Meet Joe Black and His Pixelated Portraits
Ellen Yoshi Tani
Le Corbusier said that “To create architecture is to put in order. Put what in order? Functions and objects”.His humanitarian vision of urbanisation shaped the cities of post-war Britain and moved architecture towards the mass production of concrete tower blocks. Reflected in the Lego bricks are the clean lines, order and simplification of style, which epitomise Le Corbusier’s buildings.

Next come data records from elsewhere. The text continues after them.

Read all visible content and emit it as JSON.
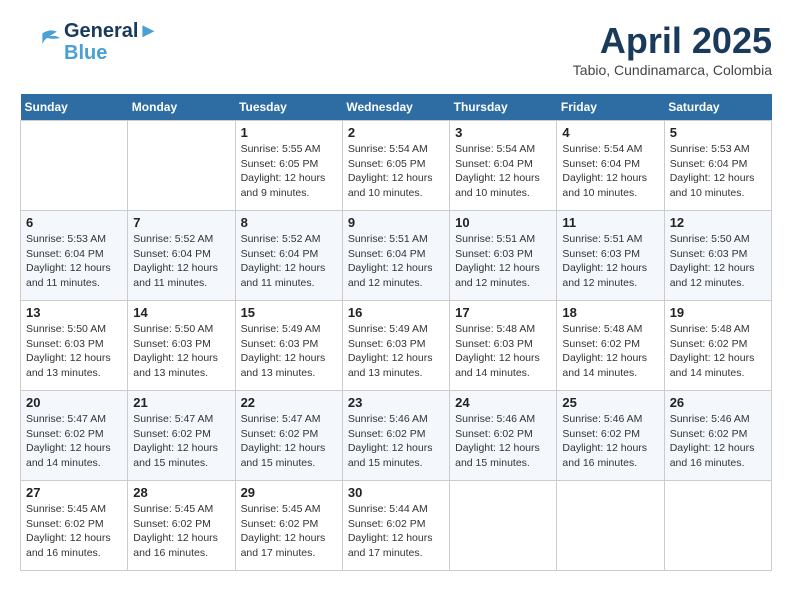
{
  "header": {
    "logo_line1": "General",
    "logo_line2": "Blue",
    "month": "April 2025",
    "location": "Tabio, Cundinamarca, Colombia"
  },
  "weekdays": [
    "Sunday",
    "Monday",
    "Tuesday",
    "Wednesday",
    "Thursday",
    "Friday",
    "Saturday"
  ],
  "weeks": [
    [
      {
        "day": "",
        "info": ""
      },
      {
        "day": "",
        "info": ""
      },
      {
        "day": "1",
        "info": "Sunrise: 5:55 AM\nSunset: 6:05 PM\nDaylight: 12 hours\nand 9 minutes."
      },
      {
        "day": "2",
        "info": "Sunrise: 5:54 AM\nSunset: 6:05 PM\nDaylight: 12 hours\nand 10 minutes."
      },
      {
        "day": "3",
        "info": "Sunrise: 5:54 AM\nSunset: 6:04 PM\nDaylight: 12 hours\nand 10 minutes."
      },
      {
        "day": "4",
        "info": "Sunrise: 5:54 AM\nSunset: 6:04 PM\nDaylight: 12 hours\nand 10 minutes."
      },
      {
        "day": "5",
        "info": "Sunrise: 5:53 AM\nSunset: 6:04 PM\nDaylight: 12 hours\nand 10 minutes."
      }
    ],
    [
      {
        "day": "6",
        "info": "Sunrise: 5:53 AM\nSunset: 6:04 PM\nDaylight: 12 hours\nand 11 minutes."
      },
      {
        "day": "7",
        "info": "Sunrise: 5:52 AM\nSunset: 6:04 PM\nDaylight: 12 hours\nand 11 minutes."
      },
      {
        "day": "8",
        "info": "Sunrise: 5:52 AM\nSunset: 6:04 PM\nDaylight: 12 hours\nand 11 minutes."
      },
      {
        "day": "9",
        "info": "Sunrise: 5:51 AM\nSunset: 6:04 PM\nDaylight: 12 hours\nand 12 minutes."
      },
      {
        "day": "10",
        "info": "Sunrise: 5:51 AM\nSunset: 6:03 PM\nDaylight: 12 hours\nand 12 minutes."
      },
      {
        "day": "11",
        "info": "Sunrise: 5:51 AM\nSunset: 6:03 PM\nDaylight: 12 hours\nand 12 minutes."
      },
      {
        "day": "12",
        "info": "Sunrise: 5:50 AM\nSunset: 6:03 PM\nDaylight: 12 hours\nand 12 minutes."
      }
    ],
    [
      {
        "day": "13",
        "info": "Sunrise: 5:50 AM\nSunset: 6:03 PM\nDaylight: 12 hours\nand 13 minutes."
      },
      {
        "day": "14",
        "info": "Sunrise: 5:50 AM\nSunset: 6:03 PM\nDaylight: 12 hours\nand 13 minutes."
      },
      {
        "day": "15",
        "info": "Sunrise: 5:49 AM\nSunset: 6:03 PM\nDaylight: 12 hours\nand 13 minutes."
      },
      {
        "day": "16",
        "info": "Sunrise: 5:49 AM\nSunset: 6:03 PM\nDaylight: 12 hours\nand 13 minutes."
      },
      {
        "day": "17",
        "info": "Sunrise: 5:48 AM\nSunset: 6:03 PM\nDaylight: 12 hours\nand 14 minutes."
      },
      {
        "day": "18",
        "info": "Sunrise: 5:48 AM\nSunset: 6:02 PM\nDaylight: 12 hours\nand 14 minutes."
      },
      {
        "day": "19",
        "info": "Sunrise: 5:48 AM\nSunset: 6:02 PM\nDaylight: 12 hours\nand 14 minutes."
      }
    ],
    [
      {
        "day": "20",
        "info": "Sunrise: 5:47 AM\nSunset: 6:02 PM\nDaylight: 12 hours\nand 14 minutes."
      },
      {
        "day": "21",
        "info": "Sunrise: 5:47 AM\nSunset: 6:02 PM\nDaylight: 12 hours\nand 15 minutes."
      },
      {
        "day": "22",
        "info": "Sunrise: 5:47 AM\nSunset: 6:02 PM\nDaylight: 12 hours\nand 15 minutes."
      },
      {
        "day": "23",
        "info": "Sunrise: 5:46 AM\nSunset: 6:02 PM\nDaylight: 12 hours\nand 15 minutes."
      },
      {
        "day": "24",
        "info": "Sunrise: 5:46 AM\nSunset: 6:02 PM\nDaylight: 12 hours\nand 15 minutes."
      },
      {
        "day": "25",
        "info": "Sunrise: 5:46 AM\nSunset: 6:02 PM\nDaylight: 12 hours\nand 16 minutes."
      },
      {
        "day": "26",
        "info": "Sunrise: 5:46 AM\nSunset: 6:02 PM\nDaylight: 12 hours\nand 16 minutes."
      }
    ],
    [
      {
        "day": "27",
        "info": "Sunrise: 5:45 AM\nSunset: 6:02 PM\nDaylight: 12 hours\nand 16 minutes."
      },
      {
        "day": "28",
        "info": "Sunrise: 5:45 AM\nSunset: 6:02 PM\nDaylight: 12 hours\nand 16 minutes."
      },
      {
        "day": "29",
        "info": "Sunrise: 5:45 AM\nSunset: 6:02 PM\nDaylight: 12 hours\nand 17 minutes."
      },
      {
        "day": "30",
        "info": "Sunrise: 5:44 AM\nSunset: 6:02 PM\nDaylight: 12 hours\nand 17 minutes."
      },
      {
        "day": "",
        "info": ""
      },
      {
        "day": "",
        "info": ""
      },
      {
        "day": "",
        "info": ""
      }
    ]
  ]
}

Joe Black’s work is the vanguard of the current Pop Art movement. He describes his works as “revealing the unexpected” as they are viewed both from a distance and up close to make the ordinary extraordinary. Black combines his natural craft skills with a love of materials - many of which are recognizable everyday objects - to create portraits and abstract works. Using a laborious technique of hand painting and altering each tiny object to give gentle lines and shading to his subjects, Black has pioneered an elaborate new form of pixilation that he uses to hide subtle implications within each of his images. This is perhaps best illustrated by his use of 5,500 plastic toy soldiers in his depiction of Robert Capa’s iconic boy soldier piece Made in China (2011).
British, b. 1973